> _Task statement_
Copy every entry below verbatim, except for images.

Top of Task inputs

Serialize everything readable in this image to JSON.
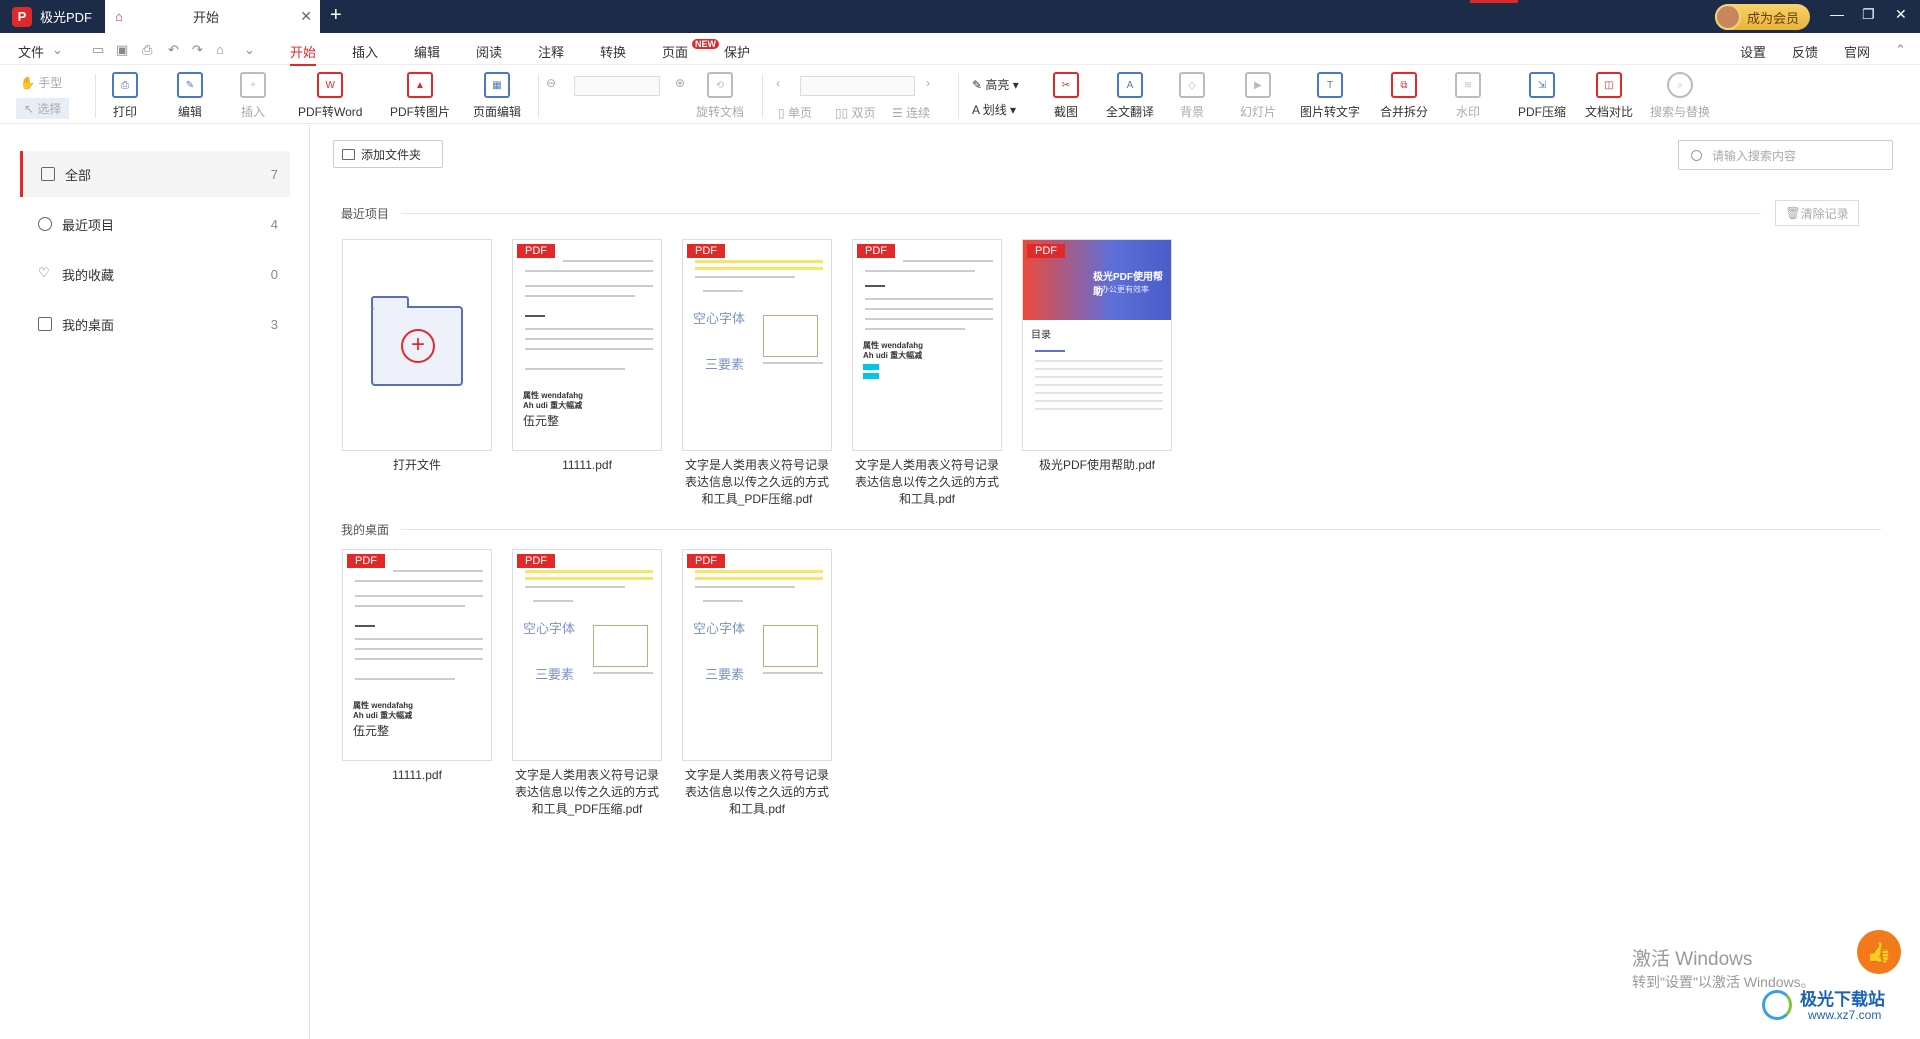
{
  "titlebar": {
    "app_name": "极光PDF",
    "tab_label": "开始",
    "new_tab": "+",
    "member_label": "成为会员",
    "controls": [
      "—",
      "❐",
      "✕"
    ]
  },
  "menu": {
    "file": "文件",
    "tabs": [
      "开始",
      "插入",
      "编辑",
      "阅读",
      "注释",
      "转换",
      "页面",
      "保护"
    ],
    "new_badge": "NEW",
    "right": [
      "设置",
      "反馈",
      "官网"
    ]
  },
  "ribbon": {
    "hand": "手型",
    "select": "选择",
    "print": "打印",
    "edit": "编辑",
    "insert": "插入",
    "pdf_to_word": "PDF转Word",
    "pdf_to_image": "PDF转图片",
    "page_edit": "页面编辑",
    "rotate": "旋转文档",
    "single": "单页",
    "double": "双页",
    "continuous": "连续",
    "highlight": "高亮",
    "strike": "划线",
    "screenshot": "截图",
    "translate": "全文翻译",
    "background": "背景",
    "slideshow": "幻灯片",
    "ocr": "图片转文字",
    "merge_split": "合并拆分",
    "watermark": "水印",
    "compress": "PDF压缩",
    "compare": "文档对比",
    "search_replace": "搜索与替换"
  },
  "sidebar": {
    "items": [
      {
        "label": "全部",
        "count": "7"
      },
      {
        "label": "最近项目",
        "count": "4"
      },
      {
        "label": "我的收藏",
        "count": "0"
      },
      {
        "label": "我的桌面",
        "count": "3"
      }
    ]
  },
  "main": {
    "add_folder": "添加文件夹",
    "search_placeholder": "请输入搜索内容",
    "clear_history": "清除记录",
    "recent_title": "最近项目",
    "desktop_title": "我的桌面",
    "pdf_tag": "PDF",
    "recent_files": [
      {
        "name": "打开文件"
      },
      {
        "name": "11111.pdf"
      },
      {
        "name": "文字是人类用表义符号记录表达信息以传之久远的方式和工具_PDF压缩.pdf"
      },
      {
        "name": "文字是人类用表义符号记录表达信息以传之久远的方式和工具.pdf"
      },
      {
        "name": "极光PDF使用帮助.pdf"
      }
    ],
    "desktop_files": [
      {
        "name": "11111.pdf"
      },
      {
        "name": "文字是人类用表义符号记录表达信息以传之久远的方式和工具_PDF压缩.pdf"
      },
      {
        "name": "文字是人类用表义符号记录表达信息以传之久远的方式和工具.pdf"
      }
    ],
    "thumb_text": {
      "bold1": "属性 wendafahg",
      "bold2": "Ah udi 重大幅减",
      "cn_big": "伍元整",
      "heart_font": "空心字体",
      "three": "三要素",
      "help_title": "极光PDF使用帮助",
      "help_sub": "让办公更有效率",
      "toc": "目录"
    }
  },
  "watermark": {
    "activate": "激活 Windows",
    "activate_hint": "转到\"设置\"以激活 Windows。",
    "site_name": "极光下载站",
    "site_url": "www.xz7.com"
  }
}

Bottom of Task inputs

> _Response area_
Serialize everything readable in this image to JSON.
{
  "titlebar": {
    "app_name": "极光PDF",
    "tab_label": "开始",
    "new_tab": "+",
    "member_label": "成为会员",
    "controls": [
      "—",
      "❐",
      "✕"
    ]
  },
  "menu": {
    "file": "文件",
    "tabs": [
      "开始",
      "插入",
      "编辑",
      "阅读",
      "注释",
      "转换",
      "页面",
      "保护"
    ],
    "new_badge": "NEW",
    "right": [
      "设置",
      "反馈",
      "官网"
    ]
  },
  "ribbon": {
    "hand": "手型",
    "select": "选择",
    "print": "打印",
    "edit": "编辑",
    "insert": "插入",
    "pdf_to_word": "PDF转Word",
    "pdf_to_image": "PDF转图片",
    "page_edit": "页面编辑",
    "rotate": "旋转文档",
    "single": "单页",
    "double": "双页",
    "continuous": "连续",
    "highlight": "高亮",
    "strike": "划线",
    "screenshot": "截图",
    "translate": "全文翻译",
    "background": "背景",
    "slideshow": "幻灯片",
    "ocr": "图片转文字",
    "merge_split": "合并拆分",
    "watermark": "水印",
    "compress": "PDF压缩",
    "compare": "文档对比",
    "search_replace": "搜索与替换"
  },
  "sidebar": {
    "items": [
      {
        "label": "全部",
        "count": "7"
      },
      {
        "label": "最近项目",
        "count": "4"
      },
      {
        "label": "我的收藏",
        "count": "0"
      },
      {
        "label": "我的桌面",
        "count": "3"
      }
    ]
  },
  "main": {
    "add_folder": "添加文件夹",
    "search_placeholder": "请输入搜索内容",
    "clear_history": "清除记录",
    "recent_title": "最近项目",
    "desktop_title": "我的桌面",
    "pdf_tag": "PDF",
    "recent_files": [
      {
        "name": "打开文件"
      },
      {
        "name": "11111.pdf"
      },
      {
        "name": "文字是人类用表义符号记录表达信息以传之久远的方式和工具_PDF压缩.pdf"
      },
      {
        "name": "文字是人类用表义符号记录表达信息以传之久远的方式和工具.pdf"
      },
      {
        "name": "极光PDF使用帮助.pdf"
      }
    ],
    "desktop_files": [
      {
        "name": "11111.pdf"
      },
      {
        "name": "文字是人类用表义符号记录表达信息以传之久远的方式和工具_PDF压缩.pdf"
      },
      {
        "name": "文字是人类用表义符号记录表达信息以传之久远的方式和工具.pdf"
      }
    ],
    "thumb_text": {
      "bold1": "属性 wendafahg",
      "bold2": "Ah udi 重大幅减",
      "cn_big": "伍元整",
      "heart_font": "空心字体",
      "three": "三要素",
      "help_title": "极光PDF使用帮助",
      "help_sub": "让办公更有效率",
      "toc": "目录"
    }
  },
  "watermark": {
    "activate": "激活 Windows",
    "activate_hint": "转到\"设置\"以激活 Windows。",
    "site_name": "极光下载站",
    "site_url": "www.xz7.com"
  }
}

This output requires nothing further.